The challenge is now you have two brands! Should you merge the new brand into your current one? Or is it better to keep them both because they serve different audiences? This would mean running two brands and typically merging the back office functions. Start with an audit and then review the facts to make an informed decision on the go forward plan.
- Using the keyword planner in Adwords to research on what problems customers of each business are looking for you to solve. What is the relative search volume of each brand? Maybe one serves a different geography or segment and you will be able to see this from the keywords in Adwords/Google Search Console.
- Is the logo or brand dated? Sometimes it is easier to do a refresh of the brand you are acquiring vs a full merger or redo. Audit the website using our Google Lighthouse tool and then compare your site. Which website technically performs better? Which site has the better SEO? Which site has less pages to rework?
- Website Performance. Looking in Google Analytics how is the new brand/website performing. Conversion rates? Traffic? New users? Time on site? How does it perform on Mobile?
- Security. Using tools like Sucuri and Qualys SSL and ImmuniWeb take a look at the new site for Security issues. Trust is a major factor in branding and ranking in Google.
- Email List. How big is it? Is it double opt in? How fresh is it? What email tool do they use? What email fields/data points do they have? What is the open rate? How often did they send emails? Does it serve people outside the US? GDPR compliance?
- Social accounts. Audit what they have. Grab what they don’t. Facebook, Twitter, Instagram, LinkedIn, YouTube, Reddit, Tumblr, Medium, Pinterest, and Tik Tok are the base accounts you want to own. We usually grab the top 25-50 for each of our SEO clients.
- Reviews. Google My Business, Yelp, Amazon, Facebook, Yellow Pages, Better Business Bureau and Manta. (TripAdvisor for hospitality/travel related business) How good are they? How many do they have? As a few hundred 4 star reviews is going to take time to rebuild.

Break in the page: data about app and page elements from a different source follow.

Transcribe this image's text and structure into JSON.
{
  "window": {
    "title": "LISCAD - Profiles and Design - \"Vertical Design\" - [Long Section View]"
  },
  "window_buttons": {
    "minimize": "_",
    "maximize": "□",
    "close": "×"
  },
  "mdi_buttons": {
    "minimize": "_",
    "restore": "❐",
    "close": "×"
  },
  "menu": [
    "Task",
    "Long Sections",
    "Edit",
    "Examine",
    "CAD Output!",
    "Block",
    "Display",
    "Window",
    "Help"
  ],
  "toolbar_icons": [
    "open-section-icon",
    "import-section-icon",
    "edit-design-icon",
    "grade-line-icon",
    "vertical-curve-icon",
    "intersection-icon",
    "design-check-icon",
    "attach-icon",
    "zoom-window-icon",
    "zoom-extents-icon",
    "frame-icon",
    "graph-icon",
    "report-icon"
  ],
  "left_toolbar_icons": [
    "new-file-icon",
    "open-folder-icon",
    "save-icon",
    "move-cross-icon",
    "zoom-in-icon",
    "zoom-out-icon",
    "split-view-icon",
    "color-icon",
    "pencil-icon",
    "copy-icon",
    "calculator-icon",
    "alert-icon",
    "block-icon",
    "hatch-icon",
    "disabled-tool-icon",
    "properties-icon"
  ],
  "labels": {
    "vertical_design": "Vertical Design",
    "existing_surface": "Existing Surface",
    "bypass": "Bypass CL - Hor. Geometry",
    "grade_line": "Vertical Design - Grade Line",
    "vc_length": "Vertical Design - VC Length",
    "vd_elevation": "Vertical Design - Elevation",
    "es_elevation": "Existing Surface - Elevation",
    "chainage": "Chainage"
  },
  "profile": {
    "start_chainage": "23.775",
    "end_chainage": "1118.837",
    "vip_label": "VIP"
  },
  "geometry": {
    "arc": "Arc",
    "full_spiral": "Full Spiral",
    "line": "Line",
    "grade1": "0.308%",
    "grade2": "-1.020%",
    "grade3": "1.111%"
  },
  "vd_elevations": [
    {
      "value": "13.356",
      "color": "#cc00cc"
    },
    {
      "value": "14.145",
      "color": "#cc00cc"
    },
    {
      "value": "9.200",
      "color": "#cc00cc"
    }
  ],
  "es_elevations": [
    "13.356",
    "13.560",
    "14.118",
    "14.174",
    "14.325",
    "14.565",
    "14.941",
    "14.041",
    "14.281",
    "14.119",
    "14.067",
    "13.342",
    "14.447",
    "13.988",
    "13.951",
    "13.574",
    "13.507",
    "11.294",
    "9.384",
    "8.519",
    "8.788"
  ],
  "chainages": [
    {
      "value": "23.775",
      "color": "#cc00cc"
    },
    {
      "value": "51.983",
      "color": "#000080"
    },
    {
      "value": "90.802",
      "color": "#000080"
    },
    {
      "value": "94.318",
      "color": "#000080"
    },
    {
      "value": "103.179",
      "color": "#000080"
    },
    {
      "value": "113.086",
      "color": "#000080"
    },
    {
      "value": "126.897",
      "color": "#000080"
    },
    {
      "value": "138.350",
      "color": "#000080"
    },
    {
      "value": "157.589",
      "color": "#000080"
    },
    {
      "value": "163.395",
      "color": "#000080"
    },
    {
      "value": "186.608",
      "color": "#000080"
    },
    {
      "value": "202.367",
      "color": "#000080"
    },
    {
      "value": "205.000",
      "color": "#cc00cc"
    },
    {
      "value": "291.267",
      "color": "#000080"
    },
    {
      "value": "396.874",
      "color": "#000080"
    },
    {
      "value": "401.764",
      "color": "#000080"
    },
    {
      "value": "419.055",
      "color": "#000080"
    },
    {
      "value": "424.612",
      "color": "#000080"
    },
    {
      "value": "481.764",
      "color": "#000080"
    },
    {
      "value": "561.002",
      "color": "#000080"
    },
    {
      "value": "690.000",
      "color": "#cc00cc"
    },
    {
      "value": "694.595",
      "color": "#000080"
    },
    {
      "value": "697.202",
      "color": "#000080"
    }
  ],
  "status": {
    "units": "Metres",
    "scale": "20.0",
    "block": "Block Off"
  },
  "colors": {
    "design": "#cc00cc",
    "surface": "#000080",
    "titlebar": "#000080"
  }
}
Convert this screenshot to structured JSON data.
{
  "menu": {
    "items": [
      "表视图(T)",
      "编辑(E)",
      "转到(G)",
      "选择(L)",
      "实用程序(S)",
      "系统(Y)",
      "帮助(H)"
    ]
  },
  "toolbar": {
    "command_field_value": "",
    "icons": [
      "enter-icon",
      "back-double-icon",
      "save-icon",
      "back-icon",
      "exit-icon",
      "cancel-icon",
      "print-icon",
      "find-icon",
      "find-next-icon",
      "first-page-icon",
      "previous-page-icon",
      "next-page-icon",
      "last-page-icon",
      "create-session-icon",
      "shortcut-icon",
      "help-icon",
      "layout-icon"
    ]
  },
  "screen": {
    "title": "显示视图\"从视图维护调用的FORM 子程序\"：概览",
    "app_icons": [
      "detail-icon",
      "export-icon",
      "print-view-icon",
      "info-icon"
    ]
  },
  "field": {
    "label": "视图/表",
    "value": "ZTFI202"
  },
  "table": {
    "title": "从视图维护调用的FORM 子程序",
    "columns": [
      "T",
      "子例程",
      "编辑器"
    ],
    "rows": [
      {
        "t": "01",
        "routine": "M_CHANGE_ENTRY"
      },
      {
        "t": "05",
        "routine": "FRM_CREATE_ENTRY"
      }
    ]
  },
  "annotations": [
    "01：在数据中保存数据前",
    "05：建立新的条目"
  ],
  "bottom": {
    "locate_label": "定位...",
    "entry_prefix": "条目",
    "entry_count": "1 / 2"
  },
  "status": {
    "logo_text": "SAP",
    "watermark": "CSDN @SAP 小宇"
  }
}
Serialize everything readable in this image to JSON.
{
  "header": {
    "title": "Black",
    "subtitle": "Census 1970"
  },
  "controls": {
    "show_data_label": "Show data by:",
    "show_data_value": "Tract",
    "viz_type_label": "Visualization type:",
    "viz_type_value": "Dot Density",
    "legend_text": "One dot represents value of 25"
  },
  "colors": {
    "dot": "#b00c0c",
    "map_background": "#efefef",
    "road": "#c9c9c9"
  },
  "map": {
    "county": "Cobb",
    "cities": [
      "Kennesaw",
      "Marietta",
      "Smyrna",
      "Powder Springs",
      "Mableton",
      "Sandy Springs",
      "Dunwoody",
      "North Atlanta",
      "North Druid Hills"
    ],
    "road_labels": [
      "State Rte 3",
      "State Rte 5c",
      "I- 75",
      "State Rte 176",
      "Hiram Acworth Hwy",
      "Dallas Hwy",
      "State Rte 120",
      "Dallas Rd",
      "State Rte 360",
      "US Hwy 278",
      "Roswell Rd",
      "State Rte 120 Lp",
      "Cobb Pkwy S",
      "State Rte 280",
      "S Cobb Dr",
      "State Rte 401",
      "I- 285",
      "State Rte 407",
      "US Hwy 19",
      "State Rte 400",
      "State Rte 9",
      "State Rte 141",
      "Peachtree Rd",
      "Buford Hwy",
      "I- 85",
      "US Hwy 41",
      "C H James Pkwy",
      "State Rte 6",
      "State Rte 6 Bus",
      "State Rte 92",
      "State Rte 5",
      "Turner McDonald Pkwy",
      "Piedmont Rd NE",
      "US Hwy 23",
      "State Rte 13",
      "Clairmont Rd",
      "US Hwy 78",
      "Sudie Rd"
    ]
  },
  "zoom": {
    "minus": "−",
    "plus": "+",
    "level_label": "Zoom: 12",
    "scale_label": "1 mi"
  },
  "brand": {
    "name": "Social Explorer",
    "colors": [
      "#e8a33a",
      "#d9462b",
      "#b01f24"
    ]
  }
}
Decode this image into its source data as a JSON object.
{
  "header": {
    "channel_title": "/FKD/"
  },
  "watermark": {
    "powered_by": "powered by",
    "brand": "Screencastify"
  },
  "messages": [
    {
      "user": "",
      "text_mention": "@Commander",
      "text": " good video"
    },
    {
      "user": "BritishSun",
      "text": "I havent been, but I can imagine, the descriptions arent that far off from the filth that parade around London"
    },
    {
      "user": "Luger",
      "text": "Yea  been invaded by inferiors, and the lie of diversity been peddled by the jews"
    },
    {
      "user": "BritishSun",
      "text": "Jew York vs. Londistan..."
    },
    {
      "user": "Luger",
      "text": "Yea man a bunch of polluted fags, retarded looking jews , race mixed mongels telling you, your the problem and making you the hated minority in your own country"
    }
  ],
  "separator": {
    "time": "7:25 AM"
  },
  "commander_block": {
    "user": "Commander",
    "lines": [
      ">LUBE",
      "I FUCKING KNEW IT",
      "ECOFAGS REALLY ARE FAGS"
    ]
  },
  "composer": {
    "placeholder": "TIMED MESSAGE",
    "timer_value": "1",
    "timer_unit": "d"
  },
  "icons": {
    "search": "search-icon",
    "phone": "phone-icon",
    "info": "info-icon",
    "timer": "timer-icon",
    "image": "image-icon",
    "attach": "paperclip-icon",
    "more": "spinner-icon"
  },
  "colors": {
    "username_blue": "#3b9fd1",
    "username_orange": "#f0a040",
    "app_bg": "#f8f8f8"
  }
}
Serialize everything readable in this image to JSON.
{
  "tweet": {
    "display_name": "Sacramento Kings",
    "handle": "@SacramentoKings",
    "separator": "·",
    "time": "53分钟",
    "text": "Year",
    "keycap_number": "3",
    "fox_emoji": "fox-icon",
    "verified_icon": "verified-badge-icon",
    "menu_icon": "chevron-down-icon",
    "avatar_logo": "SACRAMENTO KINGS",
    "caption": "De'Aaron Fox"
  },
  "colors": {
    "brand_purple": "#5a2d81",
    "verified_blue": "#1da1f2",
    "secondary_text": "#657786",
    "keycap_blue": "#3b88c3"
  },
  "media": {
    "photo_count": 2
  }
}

That is a lot of data but it gives you a robust view of the new business. Now, using a spreadsheet do a comparison of your current brand to the acquired brand. Often clients are surprised to see the relative strengths and weaknesses of each. Next move slow. There is no rush, as the other business has been around for years if not decades. Just like you might live in a newly acquired house before you renovate. Do the same for your newly acquired business. Many of your initial assumptions may be wrong and it is cheaper to redo the website once. Then with your marketing team to develop a project plan (using a tool like Asana), either migrate the brand or refresh the items that might need attention to keep them both growing.